■ **DATA TO PROCESS**
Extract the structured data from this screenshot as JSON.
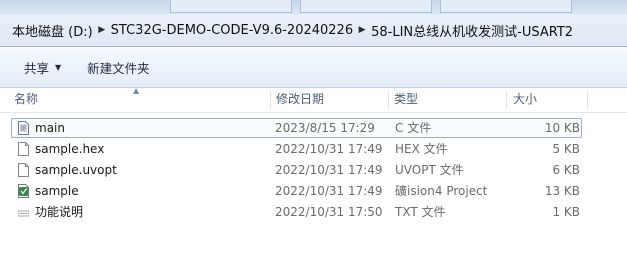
{
  "breadcrumb": [
    "本地磁盘 (D:)",
    "STC32G-DEMO-CODE-V9.6-20240226",
    "58-LIN总线从机收发测试-USART2"
  ],
  "toolbar": {
    "share_label": "共享",
    "new_folder_label": "新建文件夹"
  },
  "columns": {
    "name": "名称",
    "date": "修改日期",
    "type": "类型",
    "size": "大小"
  },
  "files": [
    {
      "name": "main",
      "date": "2023/8/15 17:29",
      "type": "C 文件",
      "size": "10 KB",
      "icon": "c-source-file-icon"
    },
    {
      "name": "sample.hex",
      "date": "2022/10/31 17:49",
      "type": "HEX 文件",
      "size": "5 KB",
      "icon": "document-icon"
    },
    {
      "name": "sample.uvopt",
      "date": "2022/10/31 17:49",
      "type": "UVOPT 文件",
      "size": "6 KB",
      "icon": "document-icon"
    },
    {
      "name": "sample",
      "date": "2022/10/31 17:49",
      "type": "礦ision4 Project",
      "size": "13 KB",
      "icon": "uvision-project-icon"
    },
    {
      "name": "功能说明",
      "date": "2022/10/31 17:50",
      "type": "TXT 文件",
      "size": "1 KB",
      "icon": "text-file-icon"
    }
  ]
}
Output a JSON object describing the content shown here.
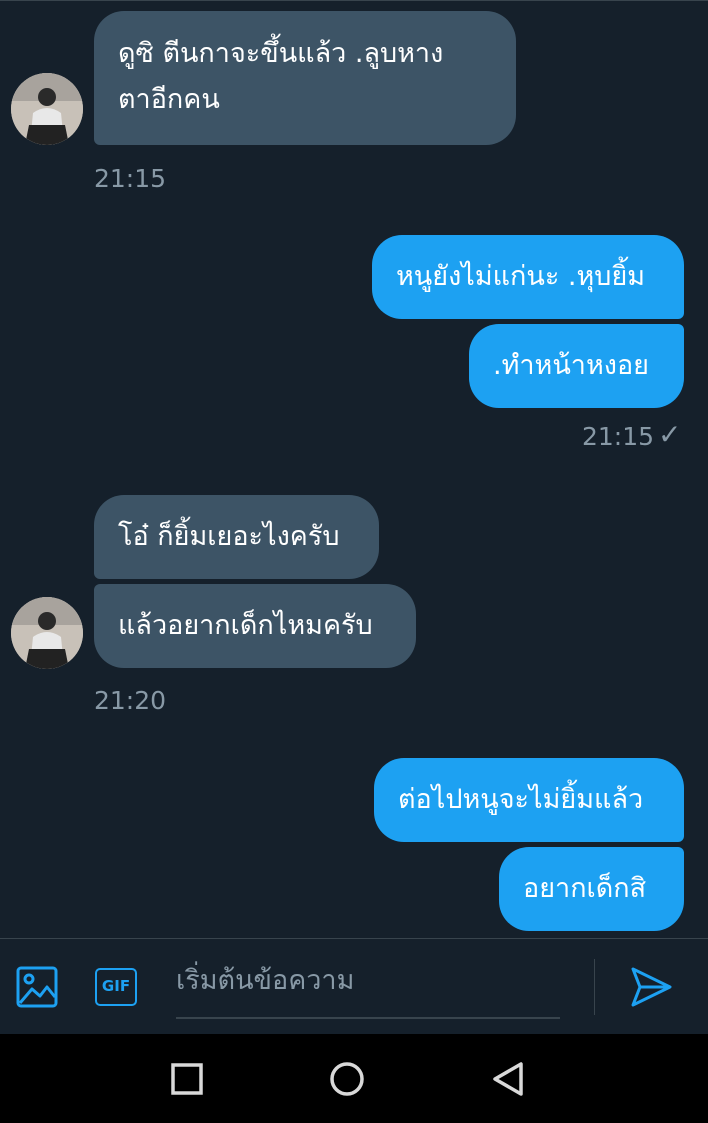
{
  "messages": [
    {
      "id": "m1",
      "direction": "in",
      "text_line1": "ดูซิ ตีนกาจะขึ้นแล้ว .ลูบหาง",
      "text_line2": "ตาอีกคน"
    },
    {
      "id": "t1",
      "timestamp": "21:15"
    },
    {
      "id": "m2",
      "direction": "out",
      "text": "หนูยังไม่แก่นะ .หุบยิ้ม"
    },
    {
      "id": "m3",
      "direction": "out",
      "text": ".ทำหน้าหงอย"
    },
    {
      "id": "t2",
      "timestamp": "21:15",
      "status": "sent"
    },
    {
      "id": "m4",
      "direction": "in",
      "text": "โอ๋ ก็ยิ้มเยอะไงครับ"
    },
    {
      "id": "m5",
      "direction": "in",
      "text": "แล้วอยากเด็กไหมครับ"
    },
    {
      "id": "t3",
      "timestamp": "21:20"
    },
    {
      "id": "m6",
      "direction": "out",
      "text": "ต่อไปหนูจะไม่ยิ้มแล้ว"
    },
    {
      "id": "m7",
      "direction": "out",
      "text": "อยากเด็กสิ"
    }
  ],
  "composer": {
    "placeholder": "เริ่มต้นข้อความ",
    "gif_label": "GIF",
    "media_icon": "image-icon",
    "send_icon": "send-icon"
  },
  "navbar": {
    "buttons": [
      "recents-icon",
      "home-icon",
      "back-icon"
    ]
  },
  "colors": {
    "background": "#15202b",
    "incoming_bubble": "#3d5466",
    "outgoing_bubble": "#1da1f2",
    "secondary_text": "#8899a6",
    "accent": "#1da1f2"
  }
}
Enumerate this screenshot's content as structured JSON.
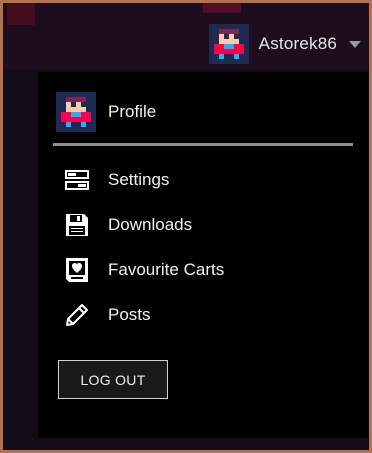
{
  "header": {
    "username": "Astorek86",
    "dropdown_icon": "chevron-down-icon"
  },
  "menu": {
    "profile_label": "Profile",
    "items": [
      {
        "label": "Settings",
        "icon": "settings-icon"
      },
      {
        "label": "Downloads",
        "icon": "floppy-disk-icon"
      },
      {
        "label": "Favourite Carts",
        "icon": "heart-cart-icon"
      },
      {
        "label": "Posts",
        "icon": "pencil-icon"
      }
    ],
    "logout_label": "LOG OUT"
  },
  "colors": {
    "page_frame": "#b3714f",
    "topbar": "#1d0d1d",
    "menu_bg": "#000000",
    "avatar_bg": "#1d2b53",
    "avatar_skin": "#ffccaa",
    "avatar_shirt": "#ff004d",
    "avatar_hair": "#7e2553"
  }
}
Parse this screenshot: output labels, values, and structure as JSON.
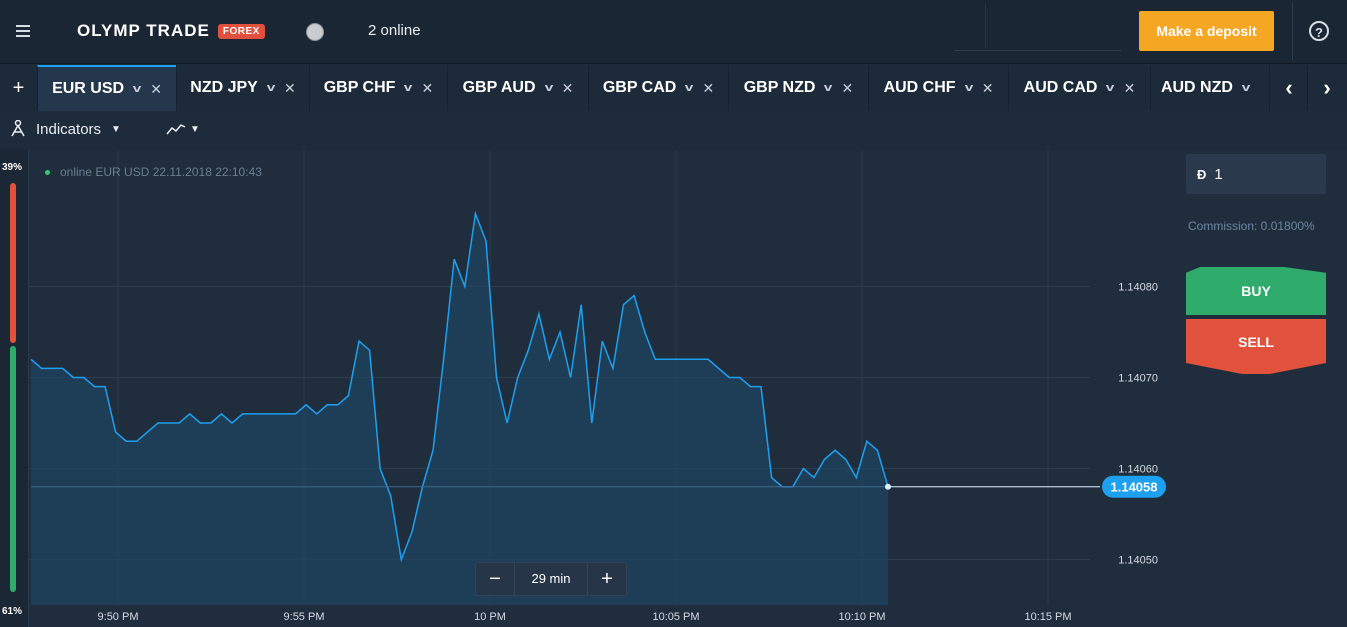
{
  "header": {
    "brand": "OLYMP TRADE",
    "badge": "FOREX",
    "status": "2 online",
    "deposit_label": "Make a deposit",
    "help_icon": "help-icon"
  },
  "tabs": {
    "add_icon": "+",
    "items": [
      {
        "label": "EUR USD",
        "active": true
      },
      {
        "label": "NZD JPY"
      },
      {
        "label": "GBP CHF"
      },
      {
        "label": "GBP AUD"
      },
      {
        "label": "GBP CAD"
      },
      {
        "label": "GBP NZD"
      },
      {
        "label": "AUD CHF"
      },
      {
        "label": "AUD CAD"
      },
      {
        "label": "AUD NZD"
      }
    ],
    "prev_icon": "‹",
    "next_icon": "›"
  },
  "toolbar": {
    "indicators_label": "Indicators"
  },
  "sentiment": {
    "top_pct": "39%",
    "bottom_pct": "61%",
    "colors": {
      "sell": "#e0523c",
      "buy": "#2fab6b"
    }
  },
  "chart_data": {
    "type": "area",
    "legend": "online EUR USD  22.11.2018 22:10:43",
    "current_price": "1.14058",
    "y_ticks": [
      "1.14080",
      "1.14070",
      "1.14060",
      "1.14050"
    ],
    "x_ticks": [
      "9:50 PM",
      "9:55 PM",
      "10 PM",
      "10:05 PM",
      "10:10 PM",
      "10:15 PM"
    ],
    "ylim": [
      1.14045,
      1.14095
    ],
    "series": [
      {
        "color": "#1ea0f0",
        "values": [
          1.14072,
          1.14071,
          1.14071,
          1.14071,
          1.1407,
          1.1407,
          1.14069,
          1.14069,
          1.14064,
          1.14063,
          1.14063,
          1.14064,
          1.14065,
          1.14065,
          1.14065,
          1.14066,
          1.14065,
          1.14065,
          1.14066,
          1.14065,
          1.14066,
          1.14066,
          1.14066,
          1.14066,
          1.14066,
          1.14066,
          1.14067,
          1.14066,
          1.14067,
          1.14067,
          1.14068,
          1.14074,
          1.14073,
          1.1406,
          1.14057,
          1.1405,
          1.14053,
          1.14058,
          1.14062,
          1.14072,
          1.14083,
          1.1408,
          1.14088,
          1.14085,
          1.1407,
          1.14065,
          1.1407,
          1.14073,
          1.14077,
          1.14072,
          1.14075,
          1.1407,
          1.14078,
          1.14065,
          1.14074,
          1.14071,
          1.14078,
          1.14079,
          1.14075,
          1.14072,
          1.14072,
          1.14072,
          1.14072,
          1.14072,
          1.14072,
          1.14071,
          1.1407,
          1.1407,
          1.14069,
          1.14069,
          1.14059,
          1.14058,
          1.14058,
          1.1406,
          1.14059,
          1.14061,
          1.14062,
          1.14061,
          1.14059,
          1.14063,
          1.14062,
          1.14058
        ]
      }
    ],
    "grid": true,
    "zoom_label": "29 min"
  },
  "trade_panel": {
    "currency_symbol": "Đ",
    "amount": "1",
    "commission": "Commission: 0.01800%",
    "buy_label": "BUY",
    "sell_label": "SELL"
  }
}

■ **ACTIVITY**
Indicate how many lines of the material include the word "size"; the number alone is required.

■ **SOLUTION TO THIS PROBLEM**
6